◆ **EXERCISE**:
Every line below that has the string "miles" needs to be copied.

◆ **EXTRACTED DATA**:
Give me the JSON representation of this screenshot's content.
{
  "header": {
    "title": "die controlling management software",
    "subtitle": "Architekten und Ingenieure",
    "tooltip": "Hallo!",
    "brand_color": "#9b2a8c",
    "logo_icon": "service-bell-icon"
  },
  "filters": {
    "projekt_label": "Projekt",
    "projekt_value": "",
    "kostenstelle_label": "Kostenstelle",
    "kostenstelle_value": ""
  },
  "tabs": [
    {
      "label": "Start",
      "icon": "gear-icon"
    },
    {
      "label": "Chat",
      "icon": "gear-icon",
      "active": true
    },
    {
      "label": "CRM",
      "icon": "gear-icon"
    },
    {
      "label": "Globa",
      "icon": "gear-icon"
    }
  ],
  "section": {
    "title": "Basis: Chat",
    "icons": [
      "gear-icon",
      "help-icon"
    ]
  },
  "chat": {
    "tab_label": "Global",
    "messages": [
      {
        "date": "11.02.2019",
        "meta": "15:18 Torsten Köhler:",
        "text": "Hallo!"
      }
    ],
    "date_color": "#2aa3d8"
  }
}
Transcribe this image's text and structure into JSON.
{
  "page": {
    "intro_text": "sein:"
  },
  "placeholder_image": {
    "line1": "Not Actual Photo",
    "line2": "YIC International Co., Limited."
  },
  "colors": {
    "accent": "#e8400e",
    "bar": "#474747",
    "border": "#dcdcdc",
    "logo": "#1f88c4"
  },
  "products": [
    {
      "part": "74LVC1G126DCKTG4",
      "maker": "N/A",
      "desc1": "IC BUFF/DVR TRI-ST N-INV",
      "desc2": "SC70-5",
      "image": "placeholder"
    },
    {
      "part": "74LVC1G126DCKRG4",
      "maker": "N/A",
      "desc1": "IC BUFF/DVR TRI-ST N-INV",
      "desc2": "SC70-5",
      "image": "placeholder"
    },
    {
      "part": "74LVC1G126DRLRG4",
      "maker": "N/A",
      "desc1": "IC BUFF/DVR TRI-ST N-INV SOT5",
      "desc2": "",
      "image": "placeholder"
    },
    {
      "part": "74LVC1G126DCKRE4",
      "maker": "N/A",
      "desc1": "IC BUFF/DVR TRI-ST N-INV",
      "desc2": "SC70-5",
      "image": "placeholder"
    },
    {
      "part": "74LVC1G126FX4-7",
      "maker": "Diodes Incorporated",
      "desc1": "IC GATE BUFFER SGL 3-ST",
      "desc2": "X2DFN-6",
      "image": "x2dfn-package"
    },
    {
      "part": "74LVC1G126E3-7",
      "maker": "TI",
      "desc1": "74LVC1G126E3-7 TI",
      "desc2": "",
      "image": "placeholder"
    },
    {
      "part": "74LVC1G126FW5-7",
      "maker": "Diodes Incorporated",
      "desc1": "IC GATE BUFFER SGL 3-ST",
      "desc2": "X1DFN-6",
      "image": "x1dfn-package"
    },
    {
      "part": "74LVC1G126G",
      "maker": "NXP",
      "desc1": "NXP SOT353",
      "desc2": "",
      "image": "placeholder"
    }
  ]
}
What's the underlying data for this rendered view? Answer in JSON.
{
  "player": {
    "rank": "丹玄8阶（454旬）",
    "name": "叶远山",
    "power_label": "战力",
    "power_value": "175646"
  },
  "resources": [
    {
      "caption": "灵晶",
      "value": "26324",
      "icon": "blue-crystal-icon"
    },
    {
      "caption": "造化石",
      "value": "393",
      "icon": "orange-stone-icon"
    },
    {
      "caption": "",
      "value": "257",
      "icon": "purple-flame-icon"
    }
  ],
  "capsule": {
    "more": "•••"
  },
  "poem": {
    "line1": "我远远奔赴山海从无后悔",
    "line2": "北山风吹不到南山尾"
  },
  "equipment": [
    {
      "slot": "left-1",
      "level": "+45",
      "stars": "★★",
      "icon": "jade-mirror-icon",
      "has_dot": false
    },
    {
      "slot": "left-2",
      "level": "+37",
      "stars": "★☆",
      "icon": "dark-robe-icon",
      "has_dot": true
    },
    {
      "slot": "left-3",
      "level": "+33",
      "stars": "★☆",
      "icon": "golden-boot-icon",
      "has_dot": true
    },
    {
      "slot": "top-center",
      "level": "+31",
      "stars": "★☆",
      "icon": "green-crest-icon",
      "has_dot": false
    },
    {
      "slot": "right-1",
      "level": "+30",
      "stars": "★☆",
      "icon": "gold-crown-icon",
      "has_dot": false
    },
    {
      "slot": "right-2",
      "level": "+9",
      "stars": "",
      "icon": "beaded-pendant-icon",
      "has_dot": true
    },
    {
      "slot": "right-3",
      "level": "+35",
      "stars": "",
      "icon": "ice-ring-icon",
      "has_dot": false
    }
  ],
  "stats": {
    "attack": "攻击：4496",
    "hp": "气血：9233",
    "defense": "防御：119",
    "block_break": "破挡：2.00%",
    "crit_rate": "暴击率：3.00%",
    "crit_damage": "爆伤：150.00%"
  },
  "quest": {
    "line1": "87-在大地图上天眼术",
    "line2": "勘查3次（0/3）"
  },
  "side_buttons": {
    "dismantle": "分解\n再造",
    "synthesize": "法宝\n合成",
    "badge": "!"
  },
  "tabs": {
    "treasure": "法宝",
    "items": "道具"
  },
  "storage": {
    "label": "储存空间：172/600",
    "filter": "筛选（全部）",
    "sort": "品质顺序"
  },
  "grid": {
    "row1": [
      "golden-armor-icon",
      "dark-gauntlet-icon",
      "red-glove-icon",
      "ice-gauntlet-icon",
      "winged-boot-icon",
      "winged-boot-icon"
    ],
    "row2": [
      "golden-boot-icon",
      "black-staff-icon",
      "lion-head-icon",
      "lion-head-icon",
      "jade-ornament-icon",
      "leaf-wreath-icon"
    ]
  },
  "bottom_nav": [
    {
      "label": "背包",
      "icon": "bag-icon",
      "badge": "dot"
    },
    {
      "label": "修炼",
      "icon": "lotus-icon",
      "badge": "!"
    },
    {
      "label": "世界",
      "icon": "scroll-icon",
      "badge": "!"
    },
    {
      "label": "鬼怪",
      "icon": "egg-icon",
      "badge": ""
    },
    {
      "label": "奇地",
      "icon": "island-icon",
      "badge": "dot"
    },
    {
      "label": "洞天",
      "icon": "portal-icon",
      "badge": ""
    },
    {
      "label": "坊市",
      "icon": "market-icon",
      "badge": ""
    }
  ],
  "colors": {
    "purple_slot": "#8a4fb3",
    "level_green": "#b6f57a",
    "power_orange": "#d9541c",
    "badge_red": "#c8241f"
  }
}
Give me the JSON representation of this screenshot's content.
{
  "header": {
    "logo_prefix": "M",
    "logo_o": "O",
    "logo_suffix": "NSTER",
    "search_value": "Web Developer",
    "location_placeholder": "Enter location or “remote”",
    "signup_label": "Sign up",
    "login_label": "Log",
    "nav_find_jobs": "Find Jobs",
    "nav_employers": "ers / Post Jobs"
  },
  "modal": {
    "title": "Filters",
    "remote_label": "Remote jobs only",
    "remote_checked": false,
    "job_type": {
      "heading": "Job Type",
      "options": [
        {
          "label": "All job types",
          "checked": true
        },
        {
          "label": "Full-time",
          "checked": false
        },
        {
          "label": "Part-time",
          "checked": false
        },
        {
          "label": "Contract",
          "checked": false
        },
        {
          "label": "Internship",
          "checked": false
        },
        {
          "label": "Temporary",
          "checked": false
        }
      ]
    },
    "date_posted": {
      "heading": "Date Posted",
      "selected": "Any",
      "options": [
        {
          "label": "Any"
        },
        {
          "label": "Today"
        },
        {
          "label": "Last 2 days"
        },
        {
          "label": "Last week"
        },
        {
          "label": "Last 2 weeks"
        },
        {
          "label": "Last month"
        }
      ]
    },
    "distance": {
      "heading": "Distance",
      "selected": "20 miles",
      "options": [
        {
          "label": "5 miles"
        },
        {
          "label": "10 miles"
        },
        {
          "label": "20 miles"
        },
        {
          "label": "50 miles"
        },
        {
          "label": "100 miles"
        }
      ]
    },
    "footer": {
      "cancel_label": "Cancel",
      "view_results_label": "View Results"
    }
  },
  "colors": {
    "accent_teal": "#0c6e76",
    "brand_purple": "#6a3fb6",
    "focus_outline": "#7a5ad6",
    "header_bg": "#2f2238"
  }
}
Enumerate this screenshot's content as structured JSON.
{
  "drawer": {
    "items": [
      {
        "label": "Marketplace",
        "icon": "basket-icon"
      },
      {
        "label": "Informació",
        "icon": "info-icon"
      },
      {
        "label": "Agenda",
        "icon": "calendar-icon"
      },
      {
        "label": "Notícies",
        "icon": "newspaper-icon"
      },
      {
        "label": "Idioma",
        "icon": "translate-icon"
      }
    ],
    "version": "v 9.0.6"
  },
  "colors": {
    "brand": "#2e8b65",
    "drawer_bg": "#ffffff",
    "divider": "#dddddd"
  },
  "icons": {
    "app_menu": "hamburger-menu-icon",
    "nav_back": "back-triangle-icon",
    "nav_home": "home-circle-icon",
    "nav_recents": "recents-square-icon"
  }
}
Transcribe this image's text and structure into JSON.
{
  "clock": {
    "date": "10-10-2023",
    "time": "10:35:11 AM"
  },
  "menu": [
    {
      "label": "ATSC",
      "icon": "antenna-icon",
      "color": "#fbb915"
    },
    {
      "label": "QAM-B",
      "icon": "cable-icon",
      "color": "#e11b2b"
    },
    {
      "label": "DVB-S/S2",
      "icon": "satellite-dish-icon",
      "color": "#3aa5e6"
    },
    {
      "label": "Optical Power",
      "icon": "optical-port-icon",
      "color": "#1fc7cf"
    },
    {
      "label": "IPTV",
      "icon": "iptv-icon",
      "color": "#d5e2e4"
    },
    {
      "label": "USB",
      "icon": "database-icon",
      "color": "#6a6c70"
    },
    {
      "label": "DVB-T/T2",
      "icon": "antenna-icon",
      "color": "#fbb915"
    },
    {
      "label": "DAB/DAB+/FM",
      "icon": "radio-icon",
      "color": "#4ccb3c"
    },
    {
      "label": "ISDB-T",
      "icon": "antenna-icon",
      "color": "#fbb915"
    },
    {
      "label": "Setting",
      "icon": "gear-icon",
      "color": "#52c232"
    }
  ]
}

◆ **TASK OUTPUT**:
      "selected": "20 miles",
          "label": "5 miles"
          "label": "10 miles"
          "label": "20 miles"
          "label": "50 miles"
          "label": "100 miles"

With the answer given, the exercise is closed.